In a Saturday, Jan. 12, 2013, file photo, North Carolina Lt. Gov. Dan Forest takes the oath of office during the inaugural ceremony at the state Capitol in Raleigh, N.C.

While Democratic lawmakers in North Carolina are calling on their colleagues to “do something” in the wake of two mass shootings, Republican Lt. Gov. Dan Forest says their proposed legislation does not protect Americans’ constitutional rights.

Last week, more than three dozen Democratic legislators signed a discharged petition to push for a hearing of a red flag law, which would allow a judge to order guns to be temporarily taken away from people who may serve as a threat.

But the lieutenant governor said lawmakers need to focus on the psychological motives behind the shootings instead of suppressing the right to bear arms.

"While solutions to address the problem of mass murders in our country are way past due, I have yet to see a 'red flag' bill that adequately protects the constitutional rights of law-abiding Americans,” said Forest. “Instead, what we get are overly broad, undefined plans that could lead to government gun confiscation.”
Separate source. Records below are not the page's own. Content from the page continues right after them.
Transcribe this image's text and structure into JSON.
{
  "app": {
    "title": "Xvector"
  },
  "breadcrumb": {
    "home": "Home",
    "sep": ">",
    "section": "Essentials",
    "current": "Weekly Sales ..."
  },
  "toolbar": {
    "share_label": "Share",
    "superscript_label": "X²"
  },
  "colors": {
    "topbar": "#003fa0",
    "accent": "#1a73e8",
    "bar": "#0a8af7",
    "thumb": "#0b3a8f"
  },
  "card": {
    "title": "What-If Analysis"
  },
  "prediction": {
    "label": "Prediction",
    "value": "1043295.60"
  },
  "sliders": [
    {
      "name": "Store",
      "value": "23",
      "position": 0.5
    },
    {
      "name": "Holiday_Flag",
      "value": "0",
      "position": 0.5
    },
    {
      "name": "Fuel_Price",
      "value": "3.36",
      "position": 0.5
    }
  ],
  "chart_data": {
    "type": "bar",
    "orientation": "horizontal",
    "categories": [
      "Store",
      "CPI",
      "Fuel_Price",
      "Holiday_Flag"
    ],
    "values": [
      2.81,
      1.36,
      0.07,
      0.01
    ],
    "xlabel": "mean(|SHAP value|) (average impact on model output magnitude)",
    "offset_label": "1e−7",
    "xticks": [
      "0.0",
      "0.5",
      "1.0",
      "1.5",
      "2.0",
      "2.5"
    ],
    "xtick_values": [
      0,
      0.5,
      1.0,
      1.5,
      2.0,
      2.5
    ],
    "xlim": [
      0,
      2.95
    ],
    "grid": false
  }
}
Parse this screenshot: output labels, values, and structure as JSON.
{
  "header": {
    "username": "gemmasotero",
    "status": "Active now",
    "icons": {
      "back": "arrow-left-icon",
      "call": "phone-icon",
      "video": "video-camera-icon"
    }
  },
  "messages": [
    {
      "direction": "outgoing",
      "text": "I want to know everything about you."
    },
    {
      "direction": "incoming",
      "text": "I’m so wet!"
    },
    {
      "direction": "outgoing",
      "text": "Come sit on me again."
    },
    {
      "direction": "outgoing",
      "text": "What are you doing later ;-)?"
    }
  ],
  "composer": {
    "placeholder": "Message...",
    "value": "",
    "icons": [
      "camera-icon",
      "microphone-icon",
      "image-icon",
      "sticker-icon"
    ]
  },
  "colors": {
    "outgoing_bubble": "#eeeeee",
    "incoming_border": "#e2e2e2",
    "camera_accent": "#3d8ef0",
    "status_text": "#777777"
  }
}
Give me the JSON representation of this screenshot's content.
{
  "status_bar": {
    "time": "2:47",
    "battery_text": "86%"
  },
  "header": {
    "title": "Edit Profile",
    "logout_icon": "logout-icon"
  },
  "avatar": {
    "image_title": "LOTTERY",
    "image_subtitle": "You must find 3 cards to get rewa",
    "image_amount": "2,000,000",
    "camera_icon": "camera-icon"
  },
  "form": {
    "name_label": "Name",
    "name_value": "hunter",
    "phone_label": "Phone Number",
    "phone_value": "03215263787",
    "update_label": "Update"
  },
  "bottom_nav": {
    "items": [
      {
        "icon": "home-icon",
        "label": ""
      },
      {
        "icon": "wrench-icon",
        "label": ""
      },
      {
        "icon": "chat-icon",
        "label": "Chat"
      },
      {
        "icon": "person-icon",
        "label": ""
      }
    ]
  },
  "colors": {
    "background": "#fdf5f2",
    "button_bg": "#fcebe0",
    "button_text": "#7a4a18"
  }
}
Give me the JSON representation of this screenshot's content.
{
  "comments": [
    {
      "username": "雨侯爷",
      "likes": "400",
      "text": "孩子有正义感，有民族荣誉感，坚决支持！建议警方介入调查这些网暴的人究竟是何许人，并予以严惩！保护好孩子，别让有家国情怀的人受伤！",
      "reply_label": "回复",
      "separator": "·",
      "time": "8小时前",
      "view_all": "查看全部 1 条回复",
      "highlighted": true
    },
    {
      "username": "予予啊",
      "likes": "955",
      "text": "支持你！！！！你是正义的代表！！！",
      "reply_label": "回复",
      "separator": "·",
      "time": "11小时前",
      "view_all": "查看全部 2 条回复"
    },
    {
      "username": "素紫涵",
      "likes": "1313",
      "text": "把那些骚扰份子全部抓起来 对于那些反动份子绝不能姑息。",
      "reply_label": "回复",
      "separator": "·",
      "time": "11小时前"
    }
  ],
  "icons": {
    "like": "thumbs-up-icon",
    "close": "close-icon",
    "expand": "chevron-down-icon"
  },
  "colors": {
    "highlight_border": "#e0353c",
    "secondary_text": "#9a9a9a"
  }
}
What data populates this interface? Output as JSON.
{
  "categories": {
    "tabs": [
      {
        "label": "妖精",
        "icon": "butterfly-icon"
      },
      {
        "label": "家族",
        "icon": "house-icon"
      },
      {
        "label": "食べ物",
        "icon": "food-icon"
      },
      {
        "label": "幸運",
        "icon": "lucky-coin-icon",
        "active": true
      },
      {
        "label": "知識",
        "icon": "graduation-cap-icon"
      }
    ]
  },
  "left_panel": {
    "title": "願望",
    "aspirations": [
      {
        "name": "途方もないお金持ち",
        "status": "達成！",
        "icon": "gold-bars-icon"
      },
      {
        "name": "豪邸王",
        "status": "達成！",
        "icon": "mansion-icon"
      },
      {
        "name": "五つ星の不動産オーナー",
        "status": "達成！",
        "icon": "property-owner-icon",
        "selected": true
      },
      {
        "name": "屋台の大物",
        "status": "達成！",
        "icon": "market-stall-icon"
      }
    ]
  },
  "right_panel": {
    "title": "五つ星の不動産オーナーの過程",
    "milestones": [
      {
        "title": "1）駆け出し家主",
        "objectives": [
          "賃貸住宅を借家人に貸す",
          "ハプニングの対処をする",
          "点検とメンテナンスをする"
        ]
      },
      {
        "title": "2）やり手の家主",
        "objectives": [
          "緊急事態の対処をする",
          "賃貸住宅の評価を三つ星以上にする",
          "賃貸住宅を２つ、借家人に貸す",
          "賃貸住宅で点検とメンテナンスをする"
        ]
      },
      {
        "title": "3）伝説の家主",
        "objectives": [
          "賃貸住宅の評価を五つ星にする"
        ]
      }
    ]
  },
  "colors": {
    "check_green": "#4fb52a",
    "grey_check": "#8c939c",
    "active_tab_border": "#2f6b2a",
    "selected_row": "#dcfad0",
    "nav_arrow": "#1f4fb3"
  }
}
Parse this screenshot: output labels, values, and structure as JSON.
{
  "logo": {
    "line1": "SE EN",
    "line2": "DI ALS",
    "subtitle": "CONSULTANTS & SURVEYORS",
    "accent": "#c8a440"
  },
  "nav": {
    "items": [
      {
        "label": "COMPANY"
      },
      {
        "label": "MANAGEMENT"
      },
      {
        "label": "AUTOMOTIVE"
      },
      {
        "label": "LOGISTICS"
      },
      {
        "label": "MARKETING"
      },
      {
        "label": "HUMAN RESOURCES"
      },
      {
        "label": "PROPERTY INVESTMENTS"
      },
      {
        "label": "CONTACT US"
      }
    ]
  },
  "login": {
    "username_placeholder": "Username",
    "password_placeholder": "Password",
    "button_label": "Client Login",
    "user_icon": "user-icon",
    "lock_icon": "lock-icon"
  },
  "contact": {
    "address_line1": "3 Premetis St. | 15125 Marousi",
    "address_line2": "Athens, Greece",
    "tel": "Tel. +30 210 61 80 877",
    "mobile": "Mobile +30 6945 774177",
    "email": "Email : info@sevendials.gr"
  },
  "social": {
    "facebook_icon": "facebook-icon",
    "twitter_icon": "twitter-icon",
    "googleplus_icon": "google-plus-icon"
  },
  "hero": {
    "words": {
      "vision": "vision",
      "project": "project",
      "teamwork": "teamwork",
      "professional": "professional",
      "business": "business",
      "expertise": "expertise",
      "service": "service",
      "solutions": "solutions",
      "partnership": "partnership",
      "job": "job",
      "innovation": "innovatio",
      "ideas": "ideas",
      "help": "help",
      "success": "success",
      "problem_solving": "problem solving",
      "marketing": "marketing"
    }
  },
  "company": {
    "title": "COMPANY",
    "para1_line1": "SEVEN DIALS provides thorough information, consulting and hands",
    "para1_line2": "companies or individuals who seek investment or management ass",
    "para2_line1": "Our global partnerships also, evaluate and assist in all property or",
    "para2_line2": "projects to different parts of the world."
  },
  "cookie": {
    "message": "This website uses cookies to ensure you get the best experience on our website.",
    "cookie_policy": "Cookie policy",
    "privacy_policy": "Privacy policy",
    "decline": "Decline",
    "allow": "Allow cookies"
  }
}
House Bill 454 authorizes relatives, household members and law enforcement to obtain extreme risk protection orders (ERPO) to restrict firearm access to people who “pose a danger” to themselves or others. Fifteen states have enacted similar laws, and others have proposed the restrictions since the El Paso, Texas and Dayton, Ohio massacres that killed 31 people on Aug. 3. Supporters of the bill say it is constitutional sound. A gun-rights advocate says not so much.

“I am not a constitutional scholar, but I am aware that there are public safety restraints,” said Rep. Pricey Harrison. 

Harrison compared the constitutional grounds of the red flag law to obtaining a permit for a parade or firing a gun in a crowded public place.

Gun violence is a public health crisis, said Rep. Christy Clark.

Gun deaths have reached a record high, according to the Centers for Disease Control and Prevention. Firearm deaths have peaked by more than 10,000 over the last 10 years.

Clark, who works as a paralegal, also said that the red flag law has due process protections.

A family member or law enforcement who requests an extreme risk protection order must appear before a judge to provide evidence to support the need for the order.

“The judge can then order a person’s firearms be temporarily removed until the crisis is remedied,” said Clark in a statement. “The person in question has the opportunity to respond to any evidence presented and potentially have his/her firearms returned.”

David Kopel, a professor of constitutional law at the University of Denver, said due process protections in the bill are weak.

When an order is terminated, the owner has to file a motion in court.

“Even then, the sheriff can keep the guns for an additional 30 days,” said Kopel.

Kopel said the bill allows petitions by a wide variety of people instead of relying on the law enforcement investigation.

Clark argues that the bill makes it a criminal offense to make a false statement for a protection order, but Kopel said there should be a provision for civil suits for false and malicious accusations.


Staff Writer

Nyamekye Daniel has been a journalist for three years. She was the managing editor for the South Florida Media Network and a staff writer for The Miami Times. Daniel's work has also appeared in the Sun-Sentinel, Miami Herald and The New York Times.